MARC STEINER: Because every president since Jimmy Carter has done everything they can do to diminish the power of unions, the laws they backed in Congress and everywhere else. I mean, that’s something that unions need to kind of realize. So where do you think the future is going to go? I mean, are you optimistic about what could happen inside unions, what you’re seeing from organizers on the ground and people actually in local unions? Or do you think that it’s a very kind of pessimistic future in terms of what unions might be able to do to regain power in the face of this huge growth of power of capital in our country in the world.

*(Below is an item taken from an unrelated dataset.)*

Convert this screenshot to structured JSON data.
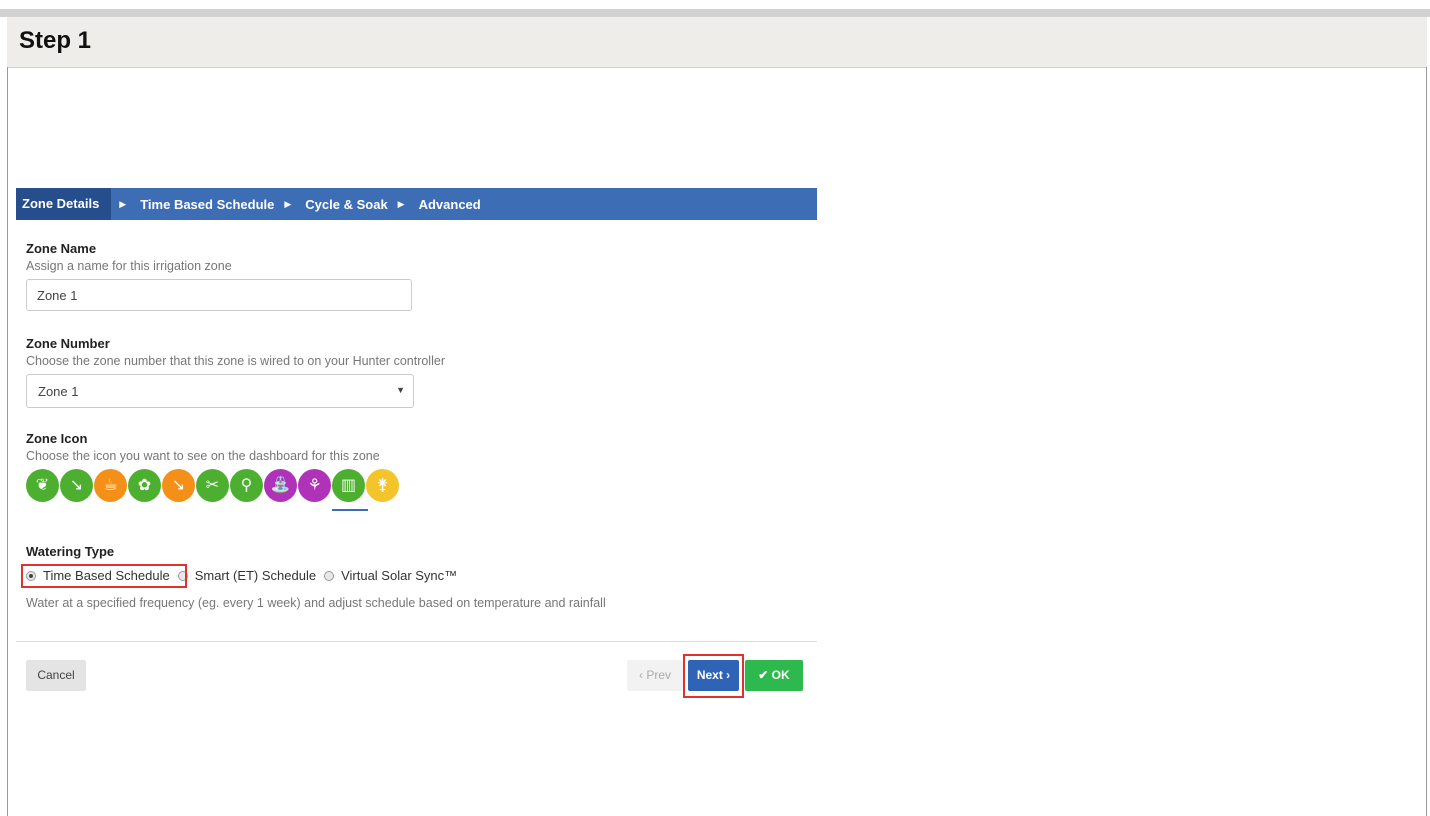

BILL FLETCHER: Well, I’m optimistic. But in explaining my optimism, I’ve got to tell you another story. And this comes from the great film and book, The Flight of the Phoenix. And for your listeners who have not ever seen or read the story, there’s two versions of it. The original one with Jimmy Stewart is about this plane that’s flying over the Sahara and crashes, and there’s no one coming to save them. And Jimmy Stewart is the pilot. He walks around the plane and determines that the plane will never get off the ground, it’s too badly damaged. So the challenge for the survivors is this: they can sit around and wait to be rescued, which may or may not happen. The second is that they can try walking out of the desert, even though it’s a very long distance. And then there’s a third option that emerges, is there’s a German engineer on the plane who walks around and says, “You know what? We have the material and the basics to create a new plane.” And that’s what they set about doing.

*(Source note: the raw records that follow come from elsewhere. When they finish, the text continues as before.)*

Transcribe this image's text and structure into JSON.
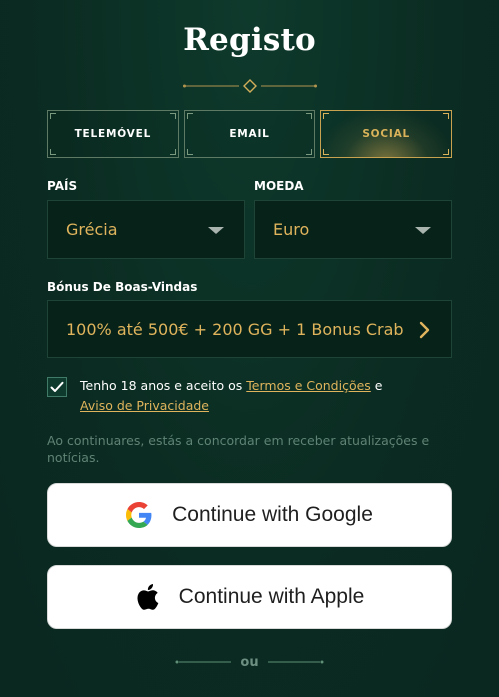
{
  "title": "Registo",
  "tabs": [
    {
      "label": "TELEMÓVEL",
      "active": false
    },
    {
      "label": "EMAIL",
      "active": false
    },
    {
      "label": "SOCIAL",
      "active": true
    }
  ],
  "country": {
    "label": "PAÍS",
    "value": "Grécia",
    "icon": "caret-down-icon"
  },
  "currency": {
    "label": "MOEDA",
    "value": "Euro",
    "icon": "caret-down-icon"
  },
  "bonus": {
    "label": "Bónus De Boas-Vindas",
    "value": "100% até 500€ + 200 GG + 1 Bonus Crab",
    "icon": "chevron-right-icon"
  },
  "consent": {
    "checked": true,
    "prefix": "Tenho 18 anos e aceito os ",
    "terms_link": "Termos e Condições",
    "conjunction": " e",
    "privacy_link": "Aviso de Privacidade"
  },
  "notice": "Ao continuares, estás a concordar em receber atualizações e notícias.",
  "buttons": {
    "google": {
      "label": "Continue with Google",
      "icon": "google-icon"
    },
    "apple": {
      "label": "Continue with Apple",
      "icon": "apple-icon"
    }
  },
  "divider_text": "ou",
  "colors": {
    "background": "#0b2c22",
    "accent_gold": "#dfb45c",
    "field_bg": "#072219",
    "muted_text": "#5f8375"
  }
}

We’re at a point in the labor movement where the plane that we’ve been flying is stuck in the desert. It is not taking off. And many of the leaders believe that it’s okay to sit around and wait, and we’ll be saved. There are others that think they can walk out of the desert on their own. Their individual unions, they’ll figure out a way to get to the oasis. And then there are other people that are saying, “Now, wait a minute. We actually have the parts here where a new plane could be created.” And it’s not going to look like the old plane, but it will draw from the old plane and it will include some other things. In this case, the plane would include organizations like the New York Taxi Workers Alliance, the National Domestic Workers Alliance. It would include worker centers that are legally not classified as unions but are a part of the labor movement. And so, in that setting, you’re actually talking about the emergence of a phoenix bird.

Our movement would be that phoenix bird that rises out of the ashes. So I’m optimistic because there are people that hold to that view throughout the movement. Some of them are rising into positions of power. And what they have to keep in mind is that the future is not in the past.

MARC STEINER: And that’s a really important statement you just made. And what I would love to do is continue this discussion with you and others, and kind of rebuild a discussion to actually be able to talk about how you do what you were saying just now, to rebuild the unions. Because that’s where the power is going to be, that’s what we’re missing in this country right now in terms of resistance to all of us being pushed on in this country.

BILL FLETCHER: Indeed.

MARC STEINER: So Bill Fletcher, it’s always a pleasure to talk with you. I thank you so much for taking your time with us here at The Real News.

BILL FLETCHER: My pleasure. OK. Thank you very much.

MARC STEINER: Thank you very much. Always good to see you. And I’m Marc Steiner here for The Real News Network. Thank you all for joining us. Take care.